- Now suppose at the location which is not equal to , the match fails. This means the text in the current window does not match the pattern. However, we don’t need to move forward the string window by only 1 and start over with the comparison from the begin of the pattern. Instead, we can use the table we construct before: since the characters from location already match the current sub-pattern (a.k.a. pattern inclusively), by looking at the size of proper prefix at the current sub-pattern , we can move the window start directly to , and confidently know that the string from that start to the position right before the current location already matches the start of the pattern (since for the sub pattern, this is a suffix and also a prefix), and we just continue to comparison at current string location and pattern location .
The above process can be illurstrated by the following diagram:
This covers the most element of the KMP algorithm, but when I read the materials listed in the reference section, I had the following question: Why do we have to shift the pattern to the start of the suffix? Isn’t possible that the next potential match could start with somewhere else within the pattern? For example, given the following sub-pattern:
If we have successfully matched the sub pattern above, do we have to just assuming only is matched, why can’t we shift the pattern to start at the in the middle?
I actually did some research on the articles I can find on Internet, most of them are focused on how to efficiently implement the step 1-4 described above, instead of reasoning about the process. Fortuntely, it is not hard to prove the new match has to start at . In the above example sub-pattern, and stands for arbitrary sub-string, stands for the same sub string, which happens to be the proper prefix, proper suffix, and also shows up in the middle. Consider the following two possibilities:
- If is not equal to , since we know the string in the current window has matched the sub-pattern so far (a.k.a. ), if we just shift the pattern to the middle A, then we are trying to match pattern with a portion of string which we already know is , and they can’t match each other, so shift pattern to middle A can not produce a match.
- If is EQUAL to , then is NOT the longest prefix any more, Instead, the longest proper prefix will be (or ), this contradicts with the fact that we assume is already the longest proper prefix.
So, if we know is the proper longest prefix, then shifting the pattern to the start of the suffix is the only way which could produce a match.
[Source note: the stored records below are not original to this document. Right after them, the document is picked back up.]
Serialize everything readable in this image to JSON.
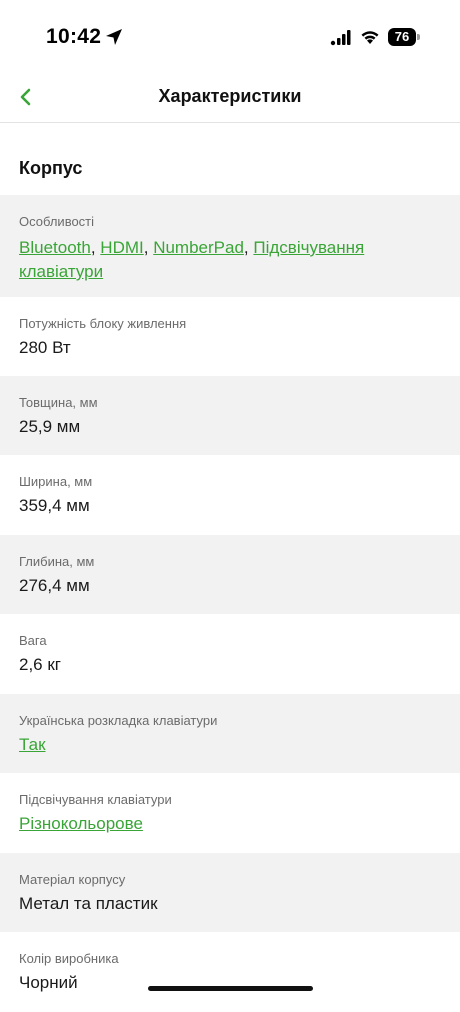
{
  "status_bar": {
    "time": "10:42",
    "battery": "76"
  },
  "nav": {
    "title": "Характеристики"
  },
  "section": {
    "title": "Корпус"
  },
  "features": {
    "label": "Особливості",
    "items": [
      "Bluetooth",
      "HDMI",
      "NumberPad",
      "Підсвічування клавіатури"
    ],
    "separator": ", "
  },
  "specs": [
    {
      "label": "Потужність блоку живлення",
      "value": "280 Вт"
    },
    {
      "label": "Товщина, мм",
      "value": "25,9 мм"
    },
    {
      "label": "Ширина, мм",
      "value": "359,4 мм"
    },
    {
      "label": "Глибина, мм",
      "value": "276,4 мм"
    },
    {
      "label": "Вага",
      "value": "2,6 кг"
    },
    {
      "label": "Українська розкладка клавіатури",
      "value": "Так"
    },
    {
      "label": "Підсвічування клавіатури",
      "value": "Різнокольорове"
    },
    {
      "label": "Матеріал корпусу",
      "value": "Метал та пластик"
    },
    {
      "label": "Колір виробника",
      "value": "Чорний"
    }
  ],
  "colors": {
    "accent": "#3aa537",
    "shaded_row": "#f2f2f2"
  }
}
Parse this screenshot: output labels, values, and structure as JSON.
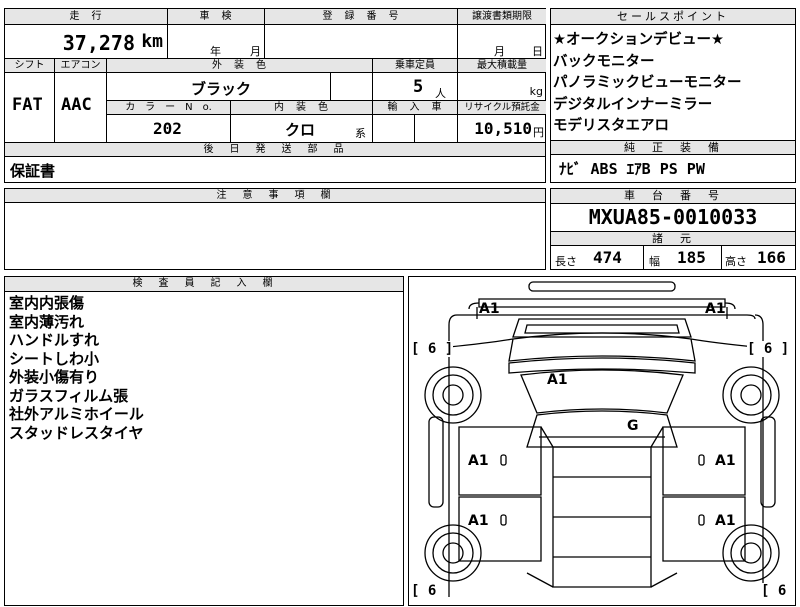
{
  "top": {
    "mileage_label": "走　行",
    "inspection_label": "車　検",
    "registration_label": "登　録　番　号",
    "transfer_label": "譲渡書類期限",
    "mileage_value": "37,278",
    "mileage_unit": "km",
    "insp_year": "年",
    "insp_month": "月",
    "transfer_month": "月",
    "transfer_day": "日"
  },
  "mid": {
    "shift_label": "シフト",
    "ac_label": "エアコン",
    "ext_color_label": "外　装　色",
    "capacity_label": "乗車定員",
    "max_load_label": "最大積載量",
    "shift_value": "FAT",
    "ac_value": "AAC",
    "ext_color_value": "ブラック",
    "capacity_value": "5",
    "capacity_unit": "人",
    "load_unit": "kg",
    "colorno_label": "カ　ラ　ー　N　o.",
    "int_color_label": "内　装　色",
    "import_label": "輸　入　車",
    "recycle_label": "リサイクル預託金",
    "colorno_value": "202",
    "int_color_value": "クロ",
    "int_color_suffix": "系",
    "recycle_value": "10,510",
    "recycle_unit": "円"
  },
  "later_parts": {
    "label": "後　日　発　送　部　品",
    "value": "保証書"
  },
  "notes": {
    "label": "注　意　事　項　欄"
  },
  "sales": {
    "label": "セールスポイント",
    "items": [
      "★オークションデビュー★",
      "バックモニター",
      "パノラミックビューモニター",
      "デジタルインナーミラー",
      "モデリスタエアロ"
    ]
  },
  "equipment": {
    "label": "純　正　装　備",
    "value": "ﾅﾋﾞ ABS ｴｱB PS PW"
  },
  "chassis": {
    "label": "車　台　番　号",
    "value": "MXUA85-0010033"
  },
  "dims": {
    "label": "諸　元",
    "length_label": "長さ",
    "length_value": "474",
    "width_label": "幅",
    "width_value": "185",
    "height_label": "高さ",
    "height_value": "166"
  },
  "inspector": {
    "label": "検　査　員　記　入　欄",
    "lines": [
      "室内内張傷",
      "室内薄汚れ",
      "ハンドルすれ",
      "シートしわ小",
      "外装小傷有り",
      "ガラスフィルム張",
      "社外アルミホイール",
      "スタッドレスタイヤ"
    ]
  },
  "diagram": {
    "marks": {
      "front_left": "A1",
      "front_right": "A1",
      "hood": "A1",
      "glass": "G",
      "door_fl": "A1",
      "door_fr": "A1",
      "door_rl": "A1",
      "door_rr": "A1"
    },
    "tires": {
      "fl": "[ 6 ]",
      "fr": "[ 6 ]",
      "rl": "[ 6",
      "rr": "[ 6"
    }
  }
}
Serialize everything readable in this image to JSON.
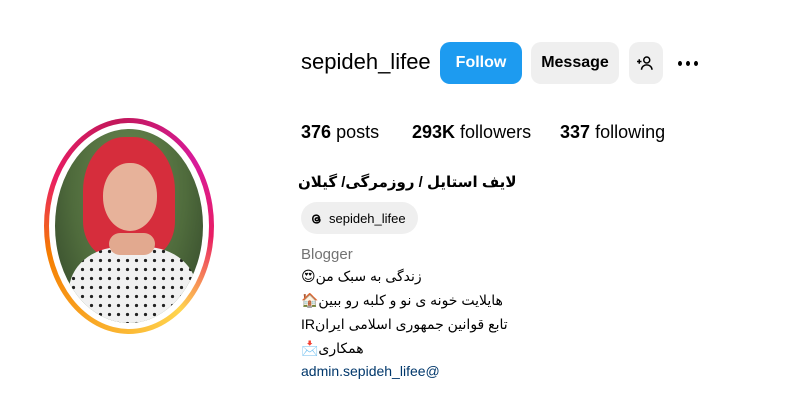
{
  "profile": {
    "username": "sepideh_lifee",
    "follow_label": "Follow",
    "message_label": "Message",
    "accent_color": "#1d9bf0"
  },
  "stats": {
    "posts_count": "376",
    "posts_label": "posts",
    "followers_count": "293K",
    "followers_label": "followers",
    "following_count": "337",
    "following_label": "following"
  },
  "bio": {
    "title": "لایف استایل / روزمرگی/ گیلان",
    "threads_handle": "sepideh_lifee",
    "category": "Blogger",
    "lines": [
      "زندگی به سبک من😍",
      "هایلایت خونه ی نو و کلبه رو ببین🏠",
      "تابع قوانین جمهوری اسلامی ایرانIR",
      "همکاری📩"
    ],
    "email": "admin.sepideh_lifee@"
  },
  "icons": {
    "add_person": "add-person-icon",
    "more": "more-options-icon",
    "threads": "threads-icon"
  }
}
The similar proof can be done for the sub pattern below.
The KMP algorithm is very smart, salute to those inventors of the algorithm!